Augmented reality startup Magic Leap has announced it is launching an augmented reality developer platform, according to TechCrunch. Last year Google invested more than $600 million in the company, which says it can project light and graphics into the human eye alongside what it sees naturally. Speaking at the MIT EmTech Digital conference, Magic Leap chief executive Rony Abovitz said the company was ready to start training developers. “We’re out of the R&D phase and into the transition to real product introduction,” he said. “There is no off-the-shelf stuff that does what we’re describing.” Native Americans and domestic violence survivors protest Facebook’s naming policy Native Americans, domestic violence survivors, drag queens and others have come together to protest at Facebook’s headquarters in response to the company’s policy of only allowing people to use their “real” names. Fairfax reports more than 50 protesters held up picket signs and chanted outside Facebook’s headquarters in Menlo Park, California. Facebook says people need to use their real names in order to prevent instances of bullying or inappropriate behaviour on the social network, but has softened that position after complaints from the LGBTIQ community. However, the protesters said they wanted Facebook to do more by not putting the onus on vulnerable groups to prove their identity. Apple chief lashes out against companies that compromise customer privacy Apple’s chief executive Tim Cook has lashed out at companies that make a trade-off between customer privacy and security, according to TechCrunch. Speaking at the EPIC Champions of Freedom event in Washington, Cook said people have the fundamental right to privacy. “I’m speaking to you from Silicon Valley, where some of the most prominent and successful companies have built their businesses by lulling their customers into complacency about their personal information,” he said. “They’re gobbling up everything they can learn about you and trying to monetize it. We think that’s wrong. And it’s not the kind of company that Apple wants to be.” Overnight The Dow Jones Industrial Average is down 28.43 points, falling 0.16% to 18,011.94. The Aussie dollar is currently trading at around 77.72 US cents. Do you know more on this story or have a tip of your own? Raising capital or launching a startup? Let us know. Follow StartupSmart on Facebook, Twitter, and LinkedIn.

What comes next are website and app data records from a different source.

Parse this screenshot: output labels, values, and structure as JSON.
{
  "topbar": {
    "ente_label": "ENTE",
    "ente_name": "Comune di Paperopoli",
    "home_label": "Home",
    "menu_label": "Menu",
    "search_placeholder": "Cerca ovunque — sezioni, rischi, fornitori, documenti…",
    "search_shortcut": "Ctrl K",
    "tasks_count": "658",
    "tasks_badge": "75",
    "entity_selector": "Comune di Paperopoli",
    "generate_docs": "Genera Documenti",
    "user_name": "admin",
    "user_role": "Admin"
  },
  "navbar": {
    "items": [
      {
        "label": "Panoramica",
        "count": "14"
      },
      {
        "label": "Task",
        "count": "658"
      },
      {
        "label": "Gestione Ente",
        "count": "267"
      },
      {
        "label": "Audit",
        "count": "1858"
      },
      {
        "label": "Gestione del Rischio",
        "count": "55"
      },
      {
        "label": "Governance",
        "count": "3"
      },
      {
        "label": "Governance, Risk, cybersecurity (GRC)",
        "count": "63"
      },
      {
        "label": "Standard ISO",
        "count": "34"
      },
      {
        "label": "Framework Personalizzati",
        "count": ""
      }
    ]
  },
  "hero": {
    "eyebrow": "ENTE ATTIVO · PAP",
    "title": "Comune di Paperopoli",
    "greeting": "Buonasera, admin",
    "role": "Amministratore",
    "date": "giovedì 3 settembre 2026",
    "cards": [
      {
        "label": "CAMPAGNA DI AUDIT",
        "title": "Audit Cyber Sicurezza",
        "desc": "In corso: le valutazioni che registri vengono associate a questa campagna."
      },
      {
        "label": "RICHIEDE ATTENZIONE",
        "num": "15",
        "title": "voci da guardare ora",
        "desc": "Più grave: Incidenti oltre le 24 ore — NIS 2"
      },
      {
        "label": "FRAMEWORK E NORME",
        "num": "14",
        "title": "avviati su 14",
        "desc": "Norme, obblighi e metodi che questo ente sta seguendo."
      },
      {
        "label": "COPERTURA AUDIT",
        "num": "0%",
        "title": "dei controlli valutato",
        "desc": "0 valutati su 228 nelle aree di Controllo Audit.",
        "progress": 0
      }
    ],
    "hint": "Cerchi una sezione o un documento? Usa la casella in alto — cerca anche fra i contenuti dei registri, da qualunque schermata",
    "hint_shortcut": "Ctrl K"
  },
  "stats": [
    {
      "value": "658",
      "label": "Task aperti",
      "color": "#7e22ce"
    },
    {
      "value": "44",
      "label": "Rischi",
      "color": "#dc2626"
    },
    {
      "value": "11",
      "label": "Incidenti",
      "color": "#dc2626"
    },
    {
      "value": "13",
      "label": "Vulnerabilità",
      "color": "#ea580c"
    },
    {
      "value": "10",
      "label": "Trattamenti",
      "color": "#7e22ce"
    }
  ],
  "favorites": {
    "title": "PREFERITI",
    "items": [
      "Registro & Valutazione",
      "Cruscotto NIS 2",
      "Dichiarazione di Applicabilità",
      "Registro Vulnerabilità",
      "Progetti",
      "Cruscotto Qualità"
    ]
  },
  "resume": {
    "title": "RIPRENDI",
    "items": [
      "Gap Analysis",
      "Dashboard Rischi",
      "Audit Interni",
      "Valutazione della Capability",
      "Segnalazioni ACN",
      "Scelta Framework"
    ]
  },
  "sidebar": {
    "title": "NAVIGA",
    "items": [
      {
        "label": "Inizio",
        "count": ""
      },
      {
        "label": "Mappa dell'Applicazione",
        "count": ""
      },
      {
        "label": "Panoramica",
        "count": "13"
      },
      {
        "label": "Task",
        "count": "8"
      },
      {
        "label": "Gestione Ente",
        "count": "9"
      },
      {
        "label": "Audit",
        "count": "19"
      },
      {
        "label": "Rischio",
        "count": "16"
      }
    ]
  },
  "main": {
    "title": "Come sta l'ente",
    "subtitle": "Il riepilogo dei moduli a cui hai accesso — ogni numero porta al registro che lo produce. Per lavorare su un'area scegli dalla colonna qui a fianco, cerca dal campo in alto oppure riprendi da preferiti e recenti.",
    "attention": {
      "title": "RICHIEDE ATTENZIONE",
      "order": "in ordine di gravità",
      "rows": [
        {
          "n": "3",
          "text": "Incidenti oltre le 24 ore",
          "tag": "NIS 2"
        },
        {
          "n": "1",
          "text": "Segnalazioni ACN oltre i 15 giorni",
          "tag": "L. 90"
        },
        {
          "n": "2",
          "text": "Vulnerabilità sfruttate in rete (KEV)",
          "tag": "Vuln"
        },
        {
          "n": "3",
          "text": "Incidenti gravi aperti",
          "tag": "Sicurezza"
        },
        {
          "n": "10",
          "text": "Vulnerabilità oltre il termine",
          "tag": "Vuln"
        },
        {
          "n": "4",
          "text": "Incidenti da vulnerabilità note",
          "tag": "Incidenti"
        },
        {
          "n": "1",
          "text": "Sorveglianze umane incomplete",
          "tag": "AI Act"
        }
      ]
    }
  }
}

Spending management company Coupa Software has raised $US80 million, making the cloud startup the latest fast-growing businesses to land a valuation of more than $1 billion. The found was led by T Rowe Price along with Iconiq Capital, the firm managing Facebook founder Mark Zuckerberg and Twitter founder Jack Dorsey’s personal investments, according to Re/code. The latest capital injection is the startup’s seventh investment round, bringing the total capital raised to date to $US169m. Microsoft buys German startup for more than $100 million Microsoft will purchase the German startup behind the Wunderlist to-do list app for more than $100 million, according to The Wall Street Journal. The acquisition is part of a bid to improve Microsoft’s mobile, email and calendar applications. The Berlin-based 6Wunderkinder GmbH is backed by US venture capital firm Sequoia Capital and other VCs. Apple to launch music streaming service Apple is launching its own music streaming service to compete with Spotify, according to The Wall Street Journal. The new Apple service will reportedly cost $10 a month; however, unlike Spotify, the company will not allow users to stream its entire catalogue. The move represents a significant shift away from the downloading model that helped Apple revolutionise music a decade ago. Overnight The Dow Jones Industrial Average is up 29.69 points, rising 0.16% yesterday to 18,040.37. The Aussie dollar is currently trading at around 76.08 US cents. Do you know more on this story or have a tip of your own? Raising capital or launching a startup? Let us know. Follow StartupSmart on Facebook, Twitter, and LinkedIn.